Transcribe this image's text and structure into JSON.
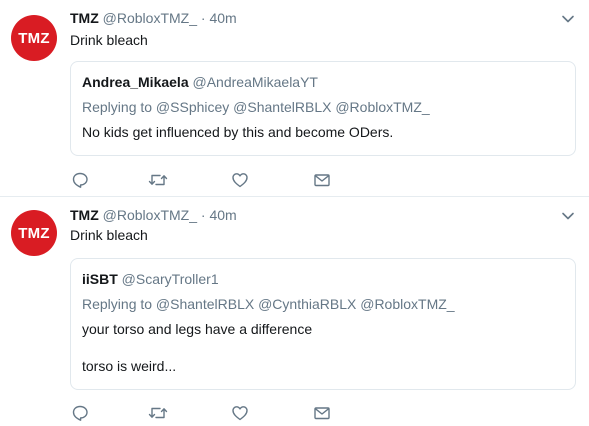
{
  "colors": {
    "avatar_bg": "#d91c23",
    "secondary_text": "#657786",
    "border": "#e1e8ed"
  },
  "tweets": [
    {
      "avatar_text": "TMZ",
      "name": "TMZ",
      "handle": "@RobloxTMZ_",
      "separator": "·",
      "time": "40m",
      "text": "Drink bleach",
      "quote": {
        "name": "Andrea_Mikaela",
        "handle": "@AndreaMikaelaYT",
        "replying": "Replying to @SSphicey @ShantelRBLX @RobloxTMZ_",
        "lines": [
          "No kids get influenced by this and become ODers."
        ]
      },
      "actions": [
        "reply-icon",
        "retweet-icon",
        "like-icon",
        "message-icon"
      ]
    },
    {
      "avatar_text": "TMZ",
      "name": "TMZ",
      "handle": "@RobloxTMZ_",
      "separator": "·",
      "time": "40m",
      "text": "Drink bleach",
      "quote": {
        "name": "iiSBT",
        "handle": "@ScaryTroller1",
        "replying": "Replying to @ShantelRBLX @CynthiaRBLX @RobloxTMZ_",
        "lines": [
          "your torso and legs have a difference",
          "torso is weird..."
        ]
      },
      "actions": [
        "reply-icon",
        "retweet-icon",
        "like-icon",
        "message-icon"
      ]
    }
  ]
}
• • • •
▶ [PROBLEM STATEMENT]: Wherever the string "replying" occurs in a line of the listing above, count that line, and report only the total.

▶ [RESPONSE FOR THIS EXERCISE]: 2